- _PROBLEM DETAILS_
A letter-for-letter copy of the listing is required, with no pictures in it.

- _SOURCE DATA_
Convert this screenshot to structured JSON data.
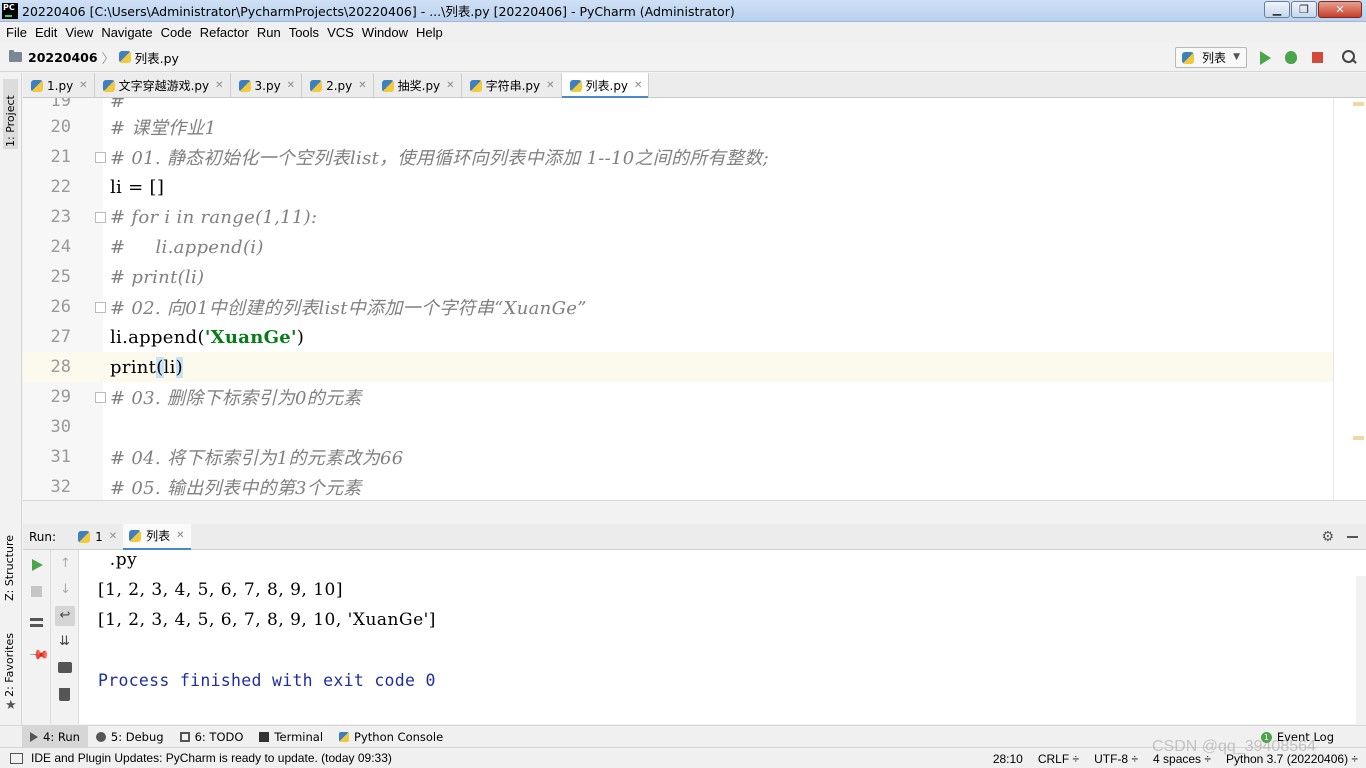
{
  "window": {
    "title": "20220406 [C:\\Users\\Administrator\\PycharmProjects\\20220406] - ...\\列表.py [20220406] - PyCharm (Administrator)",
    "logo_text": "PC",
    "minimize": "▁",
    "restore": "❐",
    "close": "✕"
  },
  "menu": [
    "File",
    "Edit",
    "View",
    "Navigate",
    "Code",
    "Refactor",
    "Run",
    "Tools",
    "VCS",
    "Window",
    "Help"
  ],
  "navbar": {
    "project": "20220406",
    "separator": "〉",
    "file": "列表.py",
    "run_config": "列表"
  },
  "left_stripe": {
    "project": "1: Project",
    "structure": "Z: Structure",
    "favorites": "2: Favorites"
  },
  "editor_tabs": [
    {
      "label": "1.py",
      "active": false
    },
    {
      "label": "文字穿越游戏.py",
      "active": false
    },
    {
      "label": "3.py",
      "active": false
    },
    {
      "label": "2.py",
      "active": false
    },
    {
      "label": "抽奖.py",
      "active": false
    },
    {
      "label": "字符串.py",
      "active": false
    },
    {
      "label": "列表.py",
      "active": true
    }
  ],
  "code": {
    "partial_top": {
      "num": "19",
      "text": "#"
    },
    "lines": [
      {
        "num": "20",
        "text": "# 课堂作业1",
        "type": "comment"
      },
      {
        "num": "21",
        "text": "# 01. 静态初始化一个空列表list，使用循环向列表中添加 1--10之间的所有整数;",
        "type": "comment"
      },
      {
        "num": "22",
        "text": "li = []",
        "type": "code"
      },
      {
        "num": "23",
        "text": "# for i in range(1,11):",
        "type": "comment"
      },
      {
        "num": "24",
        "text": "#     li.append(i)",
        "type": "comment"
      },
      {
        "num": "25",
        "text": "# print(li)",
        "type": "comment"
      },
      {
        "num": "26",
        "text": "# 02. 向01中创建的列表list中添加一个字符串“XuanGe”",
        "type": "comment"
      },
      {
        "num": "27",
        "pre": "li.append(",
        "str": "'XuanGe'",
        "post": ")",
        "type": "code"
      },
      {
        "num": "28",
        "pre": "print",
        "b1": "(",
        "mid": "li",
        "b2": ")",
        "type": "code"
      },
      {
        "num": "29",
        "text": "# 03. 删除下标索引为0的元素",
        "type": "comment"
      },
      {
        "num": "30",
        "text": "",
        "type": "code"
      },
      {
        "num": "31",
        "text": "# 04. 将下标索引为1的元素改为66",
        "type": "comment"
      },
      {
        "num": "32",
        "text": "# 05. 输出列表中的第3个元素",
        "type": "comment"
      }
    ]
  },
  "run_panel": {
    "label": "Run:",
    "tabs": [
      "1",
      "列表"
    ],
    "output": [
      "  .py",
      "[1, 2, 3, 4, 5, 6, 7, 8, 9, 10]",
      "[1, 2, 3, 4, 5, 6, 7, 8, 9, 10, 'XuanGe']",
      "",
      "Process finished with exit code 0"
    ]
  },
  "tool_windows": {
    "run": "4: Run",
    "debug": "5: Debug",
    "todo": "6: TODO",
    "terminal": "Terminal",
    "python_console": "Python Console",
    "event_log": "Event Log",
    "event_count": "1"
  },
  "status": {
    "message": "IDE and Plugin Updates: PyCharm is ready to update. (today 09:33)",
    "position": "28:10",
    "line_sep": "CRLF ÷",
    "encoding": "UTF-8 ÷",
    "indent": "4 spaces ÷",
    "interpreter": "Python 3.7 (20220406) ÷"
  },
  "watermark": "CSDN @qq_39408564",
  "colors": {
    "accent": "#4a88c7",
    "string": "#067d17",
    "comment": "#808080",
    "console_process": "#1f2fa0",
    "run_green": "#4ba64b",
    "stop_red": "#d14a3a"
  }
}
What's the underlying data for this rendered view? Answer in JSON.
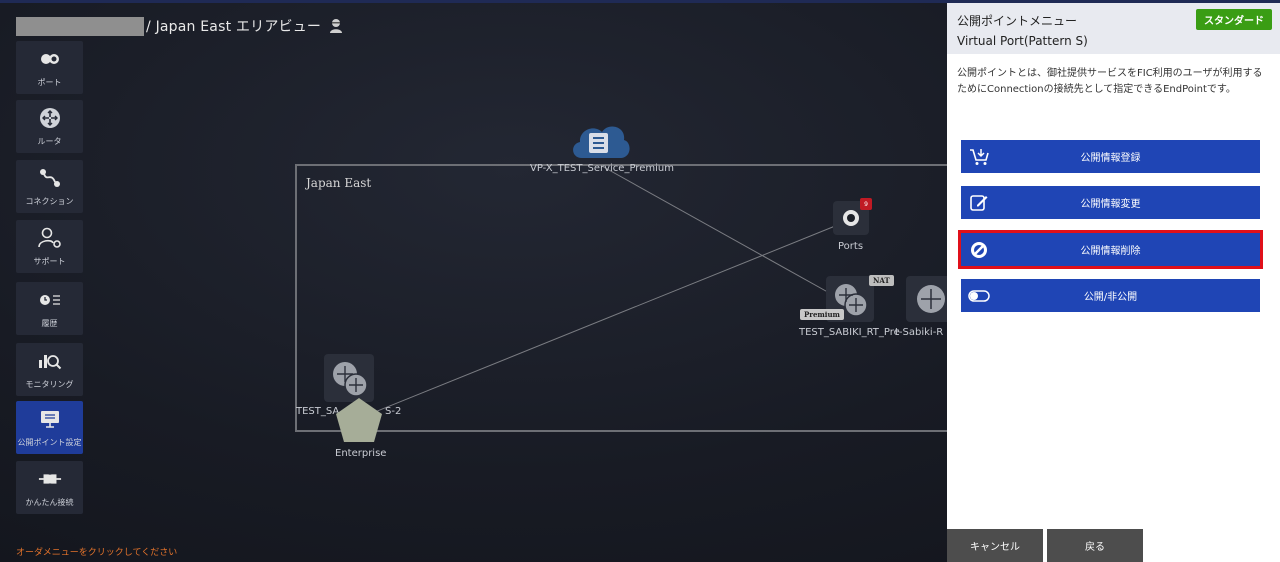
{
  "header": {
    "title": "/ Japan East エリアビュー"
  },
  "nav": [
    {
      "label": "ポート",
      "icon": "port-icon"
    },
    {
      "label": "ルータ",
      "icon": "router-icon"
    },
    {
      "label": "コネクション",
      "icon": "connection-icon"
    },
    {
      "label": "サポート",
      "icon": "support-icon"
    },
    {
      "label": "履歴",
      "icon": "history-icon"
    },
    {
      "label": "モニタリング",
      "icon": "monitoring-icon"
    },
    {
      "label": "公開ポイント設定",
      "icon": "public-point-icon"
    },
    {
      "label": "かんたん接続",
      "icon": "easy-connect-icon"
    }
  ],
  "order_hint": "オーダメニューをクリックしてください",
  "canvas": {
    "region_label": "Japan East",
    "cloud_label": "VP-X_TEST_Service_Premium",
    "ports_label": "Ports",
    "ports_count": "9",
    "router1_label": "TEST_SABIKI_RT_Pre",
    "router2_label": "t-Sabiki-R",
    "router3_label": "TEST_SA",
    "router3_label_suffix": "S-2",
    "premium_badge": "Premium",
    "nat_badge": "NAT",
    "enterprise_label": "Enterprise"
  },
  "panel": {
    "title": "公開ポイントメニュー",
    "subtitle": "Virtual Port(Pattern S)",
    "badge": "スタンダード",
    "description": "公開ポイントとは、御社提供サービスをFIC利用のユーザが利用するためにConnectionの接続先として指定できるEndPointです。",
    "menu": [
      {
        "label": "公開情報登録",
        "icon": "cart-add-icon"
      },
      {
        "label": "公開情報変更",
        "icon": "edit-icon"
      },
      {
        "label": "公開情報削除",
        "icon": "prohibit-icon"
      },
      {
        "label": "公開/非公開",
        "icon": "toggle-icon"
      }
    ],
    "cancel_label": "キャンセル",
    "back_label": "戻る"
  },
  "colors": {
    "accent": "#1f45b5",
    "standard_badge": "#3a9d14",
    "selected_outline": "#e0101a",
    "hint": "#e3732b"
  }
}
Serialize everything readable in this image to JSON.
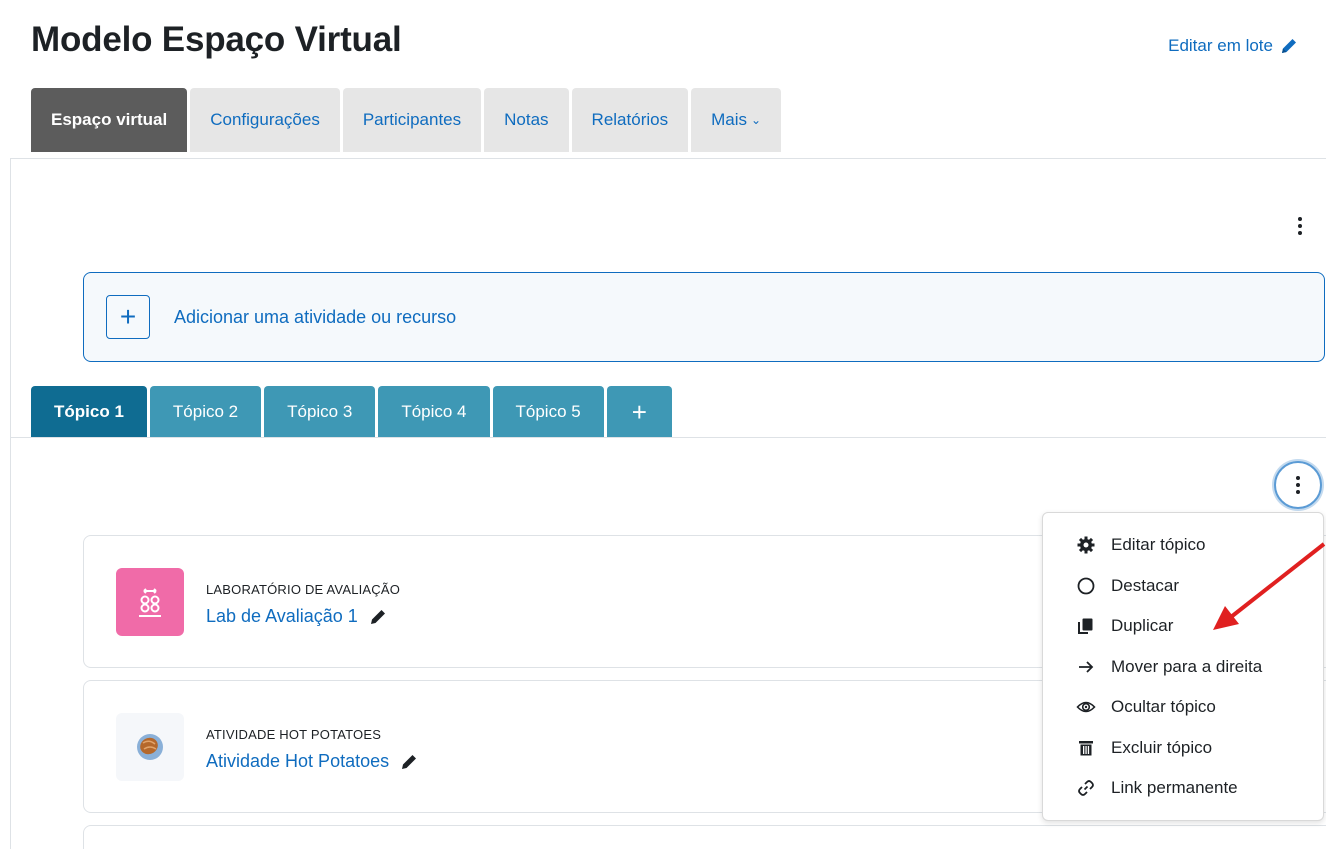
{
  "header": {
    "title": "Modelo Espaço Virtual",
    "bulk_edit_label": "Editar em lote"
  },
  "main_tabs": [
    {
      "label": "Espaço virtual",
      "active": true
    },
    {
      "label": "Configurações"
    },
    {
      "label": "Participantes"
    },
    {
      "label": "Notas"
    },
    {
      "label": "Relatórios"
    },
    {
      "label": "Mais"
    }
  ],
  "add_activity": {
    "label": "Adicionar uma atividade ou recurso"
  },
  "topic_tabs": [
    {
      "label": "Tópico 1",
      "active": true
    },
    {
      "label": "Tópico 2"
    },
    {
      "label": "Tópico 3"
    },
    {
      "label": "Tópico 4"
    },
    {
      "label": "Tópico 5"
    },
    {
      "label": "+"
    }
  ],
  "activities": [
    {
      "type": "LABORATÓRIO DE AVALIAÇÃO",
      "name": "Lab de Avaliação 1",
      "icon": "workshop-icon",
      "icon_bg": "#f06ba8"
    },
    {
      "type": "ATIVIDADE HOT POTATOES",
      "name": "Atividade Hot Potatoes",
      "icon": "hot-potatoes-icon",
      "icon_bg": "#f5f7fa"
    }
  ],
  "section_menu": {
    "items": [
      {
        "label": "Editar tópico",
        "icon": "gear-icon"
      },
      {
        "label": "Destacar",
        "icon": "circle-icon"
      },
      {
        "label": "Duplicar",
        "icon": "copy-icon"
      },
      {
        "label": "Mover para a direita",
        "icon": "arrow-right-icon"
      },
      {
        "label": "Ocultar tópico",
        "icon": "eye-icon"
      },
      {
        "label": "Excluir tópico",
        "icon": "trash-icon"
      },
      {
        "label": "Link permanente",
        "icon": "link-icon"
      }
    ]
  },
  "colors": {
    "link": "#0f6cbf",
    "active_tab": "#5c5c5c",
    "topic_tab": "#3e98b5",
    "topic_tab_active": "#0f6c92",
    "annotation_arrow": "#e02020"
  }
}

- _REPLY_
Convert this screenshot to structured JSON data.
{
  "window": {
    "title": "20220406 [C:\\Users\\Administrator\\PycharmProjects\\20220406] - ...\\列表.py [20220406] - PyCharm (Administrator)",
    "logo_text": "PC",
    "minimize": "▁",
    "restore": "❐",
    "close": "✕"
  },
  "menu": [
    "File",
    "Edit",
    "View",
    "Navigate",
    "Code",
    "Refactor",
    "Run",
    "Tools",
    "VCS",
    "Window",
    "Help"
  ],
  "navbar": {
    "project": "20220406",
    "separator": "〉",
    "file": "列表.py",
    "run_config": "列表"
  },
  "left_stripe": {
    "project": "1: Project",
    "structure": "Z: Structure",
    "favorites": "2: Favorites"
  },
  "editor_tabs": [
    {
      "label": "1.py",
      "active": false
    },
    {
      "label": "文字穿越游戏.py",
      "active": false
    },
    {
      "label": "3.py",
      "active": false
    },
    {
      "label": "2.py",
      "active": false
    },
    {
      "label": "抽奖.py",
      "active": false
    },
    {
      "label": "字符串.py",
      "active": false
    },
    {
      "label": "列表.py",
      "active": true
    }
  ],
  "code": {
    "partial_top": {
      "num": "19",
      "text": "#"
    },
    "lines": [
      {
        "num": "20",
        "text": "# 课堂作业1",
        "type": "comment"
      },
      {
        "num": "21",
        "text": "# 01. 静态初始化一个空列表list，使用循环向列表中添加 1--10之间的所有整数;",
        "type": "comment"
      },
      {
        "num": "22",
        "text": "li = []",
        "type": "code"
      },
      {
        "num": "23",
        "text": "# for i in range(1,11):",
        "type": "comment"
      },
      {
        "num": "24",
        "text": "#     li.append(i)",
        "type": "comment"
      },
      {
        "num": "25",
        "text": "# print(li)",
        "type": "comment"
      },
      {
        "num": "26",
        "text": "# 02. 向01中创建的列表list中添加一个字符串“XuanGe”",
        "type": "comment"
      },
      {
        "num": "27",
        "pre": "li.append(",
        "str": "'XuanGe'",
        "post": ")",
        "type": "code"
      },
      {
        "num": "28",
        "pre": "print",
        "b1": "(",
        "mid": "li",
        "b2": ")",
        "type": "code"
      },
      {
        "num": "29",
        "text": "# 03. 删除下标索引为0的元素",
        "type": "comment"
      },
      {
        "num": "30",
        "text": "",
        "type": "code"
      },
      {
        "num": "31",
        "text": "# 04. 将下标索引为1的元素改为66",
        "type": "comment"
      },
      {
        "num": "32",
        "text": "# 05. 输出列表中的第3个元素",
        "type": "comment"
      }
    ]
  },
  "run_panel": {
    "label": "Run:",
    "tabs": [
      "1",
      "列表"
    ],
    "output": [
      "  .py",
      "[1, 2, 3, 4, 5, 6, 7, 8, 9, 10]",
      "[1, 2, 3, 4, 5, 6, 7, 8, 9, 10, 'XuanGe']",
      "",
      "Process finished with exit code 0"
    ]
  },
  "tool_windows": {
    "run": "4: Run",
    "debug": "5: Debug",
    "todo": "6: TODO",
    "terminal": "Terminal",
    "python_console": "Python Console",
    "event_log": "Event Log",
    "event_count": "1"
  },
  "status": {
    "message": "IDE and Plugin Updates: PyCharm is ready to update. (today 09:33)",
    "position": "28:10",
    "line_sep": "CRLF ÷",
    "encoding": "UTF-8 ÷",
    "indent": "4 spaces ÷",
    "interpreter": "Python 3.7 (20220406) ÷"
  },
  "watermark": "CSDN @qq_39408564",
  "colors": {
    "accent": "#4a88c7",
    "string": "#067d17",
    "comment": "#808080",
    "console_process": "#1f2fa0",
    "run_green": "#4ba64b",
    "stop_red": "#d14a3a"
  }
}
What's the underlying data for this rendered view? Answer in JSON.
{
  "header": {
    "title": "/ Japan East エリアビュー"
  },
  "nav": [
    {
      "label": "ポート",
      "icon": "port-icon"
    },
    {
      "label": "ルータ",
      "icon": "router-icon"
    },
    {
      "label": "コネクション",
      "icon": "connection-icon"
    },
    {
      "label": "サポート",
      "icon": "support-icon"
    },
    {
      "label": "履歴",
      "icon": "history-icon"
    },
    {
      "label": "モニタリング",
      "icon": "monitoring-icon"
    },
    {
      "label": "公開ポイント設定",
      "icon": "public-point-icon"
    },
    {
      "label": "かんたん接続",
      "icon": "easy-connect-icon"
    }
  ],
  "order_hint": "オーダメニューをクリックしてください",
  "canvas": {
    "region_label": "Japan East",
    "cloud_label": "VP-X_TEST_Service_Premium",
    "ports_label": "Ports",
    "ports_count": "9",
    "router1_label": "TEST_SABIKI_RT_Pre",
    "router2_label": "t-Sabiki-R",
    "router3_label": "TEST_SA",
    "router3_label_suffix": "S-2",
    "premium_badge": "Premium",
    "nat_badge": "NAT",
    "enterprise_label": "Enterprise"
  },
  "panel": {
    "title": "公開ポイントメニュー",
    "subtitle": "Virtual Port(Pattern S)",
    "badge": "スタンダード",
    "description": "公開ポイントとは、御社提供サービスをFIC利用のユーザが利用するためにConnectionの接続先として指定できるEndPointです。",
    "menu": [
      {
        "label": "公開情報登録",
        "icon": "cart-add-icon"
      },
      {
        "label": "公開情報変更",
        "icon": "edit-icon"
      },
      {
        "label": "公開情報削除",
        "icon": "prohibit-icon"
      },
      {
        "label": "公開/非公開",
        "icon": "toggle-icon"
      }
    ],
    "cancel_label": "キャンセル",
    "back_label": "戻る"
  },
  "colors": {
    "accent": "#1f45b5",
    "standard_badge": "#3a9d14",
    "selected_outline": "#e0101a",
    "hint": "#e3732b"
  }
}
Serialize everything readable in this image to JSON.
{
  "header": {
    "title": "Modelo Espaço Virtual",
    "bulk_edit_label": "Editar em lote"
  },
  "main_tabs": [
    {
      "label": "Espaço virtual",
      "active": true
    },
    {
      "label": "Configurações"
    },
    {
      "label": "Participantes"
    },
    {
      "label": "Notas"
    },
    {
      "label": "Relatórios"
    },
    {
      "label": "Mais"
    }
  ],
  "add_activity": {
    "label": "Adicionar uma atividade ou recurso"
  },
  "topic_tabs": [
    {
      "label": "Tópico 1",
      "active": true
    },
    {
      "label": "Tópico 2"
    },
    {
      "label": "Tópico 3"
    },
    {
      "label": "Tópico 4"
    },
    {
      "label": "Tópico 5"
    },
    {
      "label": "+"
    }
  ],
  "activities": [
    {
      "type": "LABORATÓRIO DE AVALIAÇÃO",
      "name": "Lab de Avaliação 1",
      "icon": "workshop-icon",
      "icon_bg": "#f06ba8"
    },
    {
      "type": "ATIVIDADE HOT POTATOES",
      "name": "Atividade Hot Potatoes",
      "icon": "hot-potatoes-icon",
      "icon_bg": "#f5f7fa"
    }
  ],
  "section_menu": {
    "items": [
      {
        "label": "Editar tópico",
        "icon": "gear-icon"
      },
      {
        "label": "Destacar",
        "icon": "circle-icon"
      },
      {
        "label": "Duplicar",
        "icon": "copy-icon"
      },
      {
        "label": "Mover para a direita",
        "icon": "arrow-right-icon"
      },
      {
        "label": "Ocultar tópico",
        "icon": "eye-icon"
      },
      {
        "label": "Excluir tópico",
        "icon": "trash-icon"
      },
      {
        "label": "Link permanente",
        "icon": "link-icon"
      }
    ]
  },
  "colors": {
    "link": "#0f6cbf",
    "active_tab": "#5c5c5c",
    "topic_tab": "#3e98b5",
    "topic_tab_active": "#0f6c92",
    "annotation_arrow": "#e02020"
  }
}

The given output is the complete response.